lowest priority until cannabis is legalized by California officials.
"It is possible to keep cannabis out of the hands of street dealers
and away from children, if we tax and regulate it," said Dale
Gieringer, a member of the Oakland Civil Liberties Alliance.
To put the measure on the November ballot, the alliance must collect a
minimum of 20,000 signatures from registered voters in Oakland.
Controlling the sale of cannabis and limiting it to licensed vendors
would eliminate street-level pot deals, while the taxes generated
would fund vital city services in a time of severe budget crunches,
according to Clare Lewis, a spokeswoman for the alliance.
A poll of 600 people commissioned by the group and conducted by
McGuire Research Services found more than 70 percent favored the initiative.
On Tuesday, the Oakland City Council completed sweep-ing new
regulations that will close down all but four medical cannabis
dispensaries and ban pot consumption at the clubs. Although dozens of
medical cannabis advocates strenuously objected to the ordinance at
council meeting, leaders of the medical marijuana movement declared
victory Wednesday and praised the regulations.
"It's very exciting," Lewis said. "Licensed medical cannabis
dispensaries seem like a small thing, but it's a huge step forward.
Right now, they have nothing."
The council members amended the ordinance to limit dispensaries to 8
ounces of marijuana, or 18 plants, per patient. Individuals are
allowed to keep a maximum of 72 plants for personal use.
Before the meeting, several dozen medical cannabis patients and care
givers gathered outside City Hall despite the pouring rain to rally
against the ordinance.
Some ridiculed a scarecrow dressed to resemble Council President
Ignacio De La Fuente (San Antonio-Fruitvale), who authored the
regulations with Councilmember Jean Quan (Montclair-Laurel).
"This ordinance would make life as difficult as possible for growers,
distributors and users," Attorney Robert Raich told the council. Raich
recently won a legal victory when a court ruled federal law does not
prevent his wife from personal use and cultivation of medical marijuana.
De La Fuente and Quan said some clubs are now being run too loosely
and are allowing marijuana to be resold on the street.
Despite voting for the ordinance, Councilmember Nancy Nadel
(Downtown-West Oakland) criticized the regulations, saying they did
not provide equitable and safe access to medical marijuana -- one of
the city's goals -- because of the ban on consumption at the clubs.
"I'm holding my nose to vote for this," Nadel said.
Councilmember Desley Brooks (Eastmont-Seminary) cast the only vote
against the regulations, after abstaining from the first vote on the
regulations two weeks ago.
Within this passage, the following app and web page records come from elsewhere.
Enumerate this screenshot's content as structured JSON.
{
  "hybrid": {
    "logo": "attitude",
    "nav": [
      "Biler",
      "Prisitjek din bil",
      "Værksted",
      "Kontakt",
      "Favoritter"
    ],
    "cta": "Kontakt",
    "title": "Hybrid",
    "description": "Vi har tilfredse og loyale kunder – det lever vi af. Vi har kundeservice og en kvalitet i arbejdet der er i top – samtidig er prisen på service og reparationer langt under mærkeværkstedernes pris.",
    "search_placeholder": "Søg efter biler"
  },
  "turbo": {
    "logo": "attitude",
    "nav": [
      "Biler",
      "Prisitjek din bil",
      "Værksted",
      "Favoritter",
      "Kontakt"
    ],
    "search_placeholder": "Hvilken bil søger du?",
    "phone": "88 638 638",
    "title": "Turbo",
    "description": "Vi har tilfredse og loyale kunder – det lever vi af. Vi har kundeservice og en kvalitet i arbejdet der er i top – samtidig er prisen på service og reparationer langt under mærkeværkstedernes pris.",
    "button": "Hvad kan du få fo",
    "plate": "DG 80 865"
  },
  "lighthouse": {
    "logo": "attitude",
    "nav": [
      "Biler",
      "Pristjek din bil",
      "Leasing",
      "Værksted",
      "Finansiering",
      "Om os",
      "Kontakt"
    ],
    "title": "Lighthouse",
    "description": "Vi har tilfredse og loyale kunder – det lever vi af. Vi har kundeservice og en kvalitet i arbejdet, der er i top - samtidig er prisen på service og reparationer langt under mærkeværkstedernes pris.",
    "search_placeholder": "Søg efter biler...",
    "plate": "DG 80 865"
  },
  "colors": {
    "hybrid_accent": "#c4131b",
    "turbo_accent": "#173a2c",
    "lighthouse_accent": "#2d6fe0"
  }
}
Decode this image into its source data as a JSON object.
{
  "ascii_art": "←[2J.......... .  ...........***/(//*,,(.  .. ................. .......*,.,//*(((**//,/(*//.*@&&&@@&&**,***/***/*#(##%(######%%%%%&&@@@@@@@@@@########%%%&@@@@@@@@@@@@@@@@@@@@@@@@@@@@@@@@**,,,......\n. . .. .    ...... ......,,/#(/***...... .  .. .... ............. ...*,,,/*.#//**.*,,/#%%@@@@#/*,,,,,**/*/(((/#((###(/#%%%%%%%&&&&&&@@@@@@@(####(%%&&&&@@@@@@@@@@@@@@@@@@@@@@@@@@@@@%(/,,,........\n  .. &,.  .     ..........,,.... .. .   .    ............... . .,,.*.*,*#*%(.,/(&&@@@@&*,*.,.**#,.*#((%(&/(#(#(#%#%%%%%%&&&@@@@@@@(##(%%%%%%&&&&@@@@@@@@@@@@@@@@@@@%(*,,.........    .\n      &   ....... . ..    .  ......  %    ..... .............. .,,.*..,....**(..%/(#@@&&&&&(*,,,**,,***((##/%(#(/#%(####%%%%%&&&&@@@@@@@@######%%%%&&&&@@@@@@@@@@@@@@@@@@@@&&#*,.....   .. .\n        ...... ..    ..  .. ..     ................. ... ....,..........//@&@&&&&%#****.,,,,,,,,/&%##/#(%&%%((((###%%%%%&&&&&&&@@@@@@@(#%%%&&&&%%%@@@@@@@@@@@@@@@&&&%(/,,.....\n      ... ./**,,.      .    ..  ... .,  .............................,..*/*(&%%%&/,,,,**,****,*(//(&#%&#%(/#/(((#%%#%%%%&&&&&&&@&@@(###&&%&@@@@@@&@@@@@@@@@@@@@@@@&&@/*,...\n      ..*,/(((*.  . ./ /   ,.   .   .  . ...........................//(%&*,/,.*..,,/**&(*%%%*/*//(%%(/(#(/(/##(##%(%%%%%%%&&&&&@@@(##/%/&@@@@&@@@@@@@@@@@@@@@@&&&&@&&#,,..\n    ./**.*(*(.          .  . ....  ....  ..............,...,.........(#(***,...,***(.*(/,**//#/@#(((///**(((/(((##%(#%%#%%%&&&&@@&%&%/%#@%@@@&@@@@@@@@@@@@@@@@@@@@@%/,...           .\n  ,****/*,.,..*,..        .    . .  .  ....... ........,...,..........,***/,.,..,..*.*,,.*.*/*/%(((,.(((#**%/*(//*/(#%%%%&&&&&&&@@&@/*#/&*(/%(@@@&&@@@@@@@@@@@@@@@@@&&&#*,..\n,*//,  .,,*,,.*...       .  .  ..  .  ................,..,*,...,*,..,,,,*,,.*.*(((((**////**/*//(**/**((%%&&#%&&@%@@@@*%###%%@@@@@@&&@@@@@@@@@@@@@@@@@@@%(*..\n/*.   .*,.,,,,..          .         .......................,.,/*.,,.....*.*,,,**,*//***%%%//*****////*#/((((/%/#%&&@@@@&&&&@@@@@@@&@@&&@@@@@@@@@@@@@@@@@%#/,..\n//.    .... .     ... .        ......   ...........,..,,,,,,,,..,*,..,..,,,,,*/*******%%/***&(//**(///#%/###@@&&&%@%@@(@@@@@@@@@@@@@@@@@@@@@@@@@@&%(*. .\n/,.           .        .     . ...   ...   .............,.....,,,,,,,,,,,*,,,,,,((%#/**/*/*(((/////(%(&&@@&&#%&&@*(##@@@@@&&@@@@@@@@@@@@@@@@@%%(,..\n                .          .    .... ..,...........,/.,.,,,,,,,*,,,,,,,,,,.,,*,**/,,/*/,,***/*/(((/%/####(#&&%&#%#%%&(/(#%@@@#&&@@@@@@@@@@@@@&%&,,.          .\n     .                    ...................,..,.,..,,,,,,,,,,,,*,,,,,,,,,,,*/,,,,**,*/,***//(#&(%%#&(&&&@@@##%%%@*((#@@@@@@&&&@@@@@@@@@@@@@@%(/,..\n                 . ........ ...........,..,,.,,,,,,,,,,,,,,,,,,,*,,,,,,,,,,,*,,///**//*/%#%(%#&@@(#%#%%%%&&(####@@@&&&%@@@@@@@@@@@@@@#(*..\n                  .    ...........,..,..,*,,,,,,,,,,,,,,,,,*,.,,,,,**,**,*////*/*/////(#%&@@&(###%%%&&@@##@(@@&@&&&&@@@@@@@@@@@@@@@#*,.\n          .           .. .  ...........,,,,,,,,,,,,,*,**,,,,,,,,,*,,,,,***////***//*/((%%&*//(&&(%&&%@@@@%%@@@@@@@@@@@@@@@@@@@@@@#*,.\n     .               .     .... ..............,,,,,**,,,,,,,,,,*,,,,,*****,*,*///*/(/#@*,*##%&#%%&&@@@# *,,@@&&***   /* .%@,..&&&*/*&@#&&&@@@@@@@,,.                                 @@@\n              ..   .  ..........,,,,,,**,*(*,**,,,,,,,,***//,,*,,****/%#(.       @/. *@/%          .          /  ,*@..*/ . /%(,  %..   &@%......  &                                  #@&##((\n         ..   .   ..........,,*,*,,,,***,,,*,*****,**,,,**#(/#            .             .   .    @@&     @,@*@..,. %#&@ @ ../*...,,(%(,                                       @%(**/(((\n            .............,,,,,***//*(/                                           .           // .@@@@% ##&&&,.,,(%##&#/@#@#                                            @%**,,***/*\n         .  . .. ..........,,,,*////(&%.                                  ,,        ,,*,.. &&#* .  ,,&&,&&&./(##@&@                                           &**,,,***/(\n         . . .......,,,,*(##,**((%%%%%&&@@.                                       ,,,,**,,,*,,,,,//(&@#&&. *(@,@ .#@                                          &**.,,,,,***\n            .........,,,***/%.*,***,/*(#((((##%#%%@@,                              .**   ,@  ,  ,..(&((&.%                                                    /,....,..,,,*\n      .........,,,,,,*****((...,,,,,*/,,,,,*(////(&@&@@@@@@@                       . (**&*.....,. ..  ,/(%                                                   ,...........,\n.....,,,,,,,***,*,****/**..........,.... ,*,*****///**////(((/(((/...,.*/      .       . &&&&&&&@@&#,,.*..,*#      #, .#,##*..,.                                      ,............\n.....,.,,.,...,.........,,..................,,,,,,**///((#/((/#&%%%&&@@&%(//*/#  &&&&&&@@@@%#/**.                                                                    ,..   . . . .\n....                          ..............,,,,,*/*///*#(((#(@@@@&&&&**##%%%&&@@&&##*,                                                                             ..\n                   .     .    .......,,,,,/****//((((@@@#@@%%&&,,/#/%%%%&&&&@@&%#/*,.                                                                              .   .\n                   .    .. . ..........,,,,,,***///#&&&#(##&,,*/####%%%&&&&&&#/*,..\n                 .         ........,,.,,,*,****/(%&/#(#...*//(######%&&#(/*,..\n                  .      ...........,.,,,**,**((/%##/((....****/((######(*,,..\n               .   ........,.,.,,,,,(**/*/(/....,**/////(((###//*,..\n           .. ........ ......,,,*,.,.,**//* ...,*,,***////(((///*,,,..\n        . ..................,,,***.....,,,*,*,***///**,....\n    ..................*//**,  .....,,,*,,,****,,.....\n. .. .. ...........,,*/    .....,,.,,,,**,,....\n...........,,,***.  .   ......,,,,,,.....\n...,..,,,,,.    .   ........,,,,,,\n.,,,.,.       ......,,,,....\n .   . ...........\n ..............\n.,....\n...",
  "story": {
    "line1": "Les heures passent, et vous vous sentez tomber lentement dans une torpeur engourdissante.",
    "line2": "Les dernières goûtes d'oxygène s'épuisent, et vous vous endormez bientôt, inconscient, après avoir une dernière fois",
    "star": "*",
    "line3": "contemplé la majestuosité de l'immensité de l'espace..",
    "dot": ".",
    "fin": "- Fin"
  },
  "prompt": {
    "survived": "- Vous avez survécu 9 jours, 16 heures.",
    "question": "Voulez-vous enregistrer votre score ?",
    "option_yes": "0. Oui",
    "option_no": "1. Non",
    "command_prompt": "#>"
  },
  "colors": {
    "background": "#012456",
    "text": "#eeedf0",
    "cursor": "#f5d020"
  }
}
She said she meant to vote no.
The ordinance is slated to go into effect June 1. Six months later,
the council will review the number of clubs and consider the issue of
smoking and consumption at the clubs.
The dozen or so cannabis clubs, several of which sprouted in an area
north of City Hall known as "Oaksterdam," will have until March 31 to
pay $400 and apply for one of the four permits.
City Manager Deborah Edgerly will have until May 17 to select the four
clubs, which will pay fees ranging from $5,000 to $20,000, depending
on the number of patients.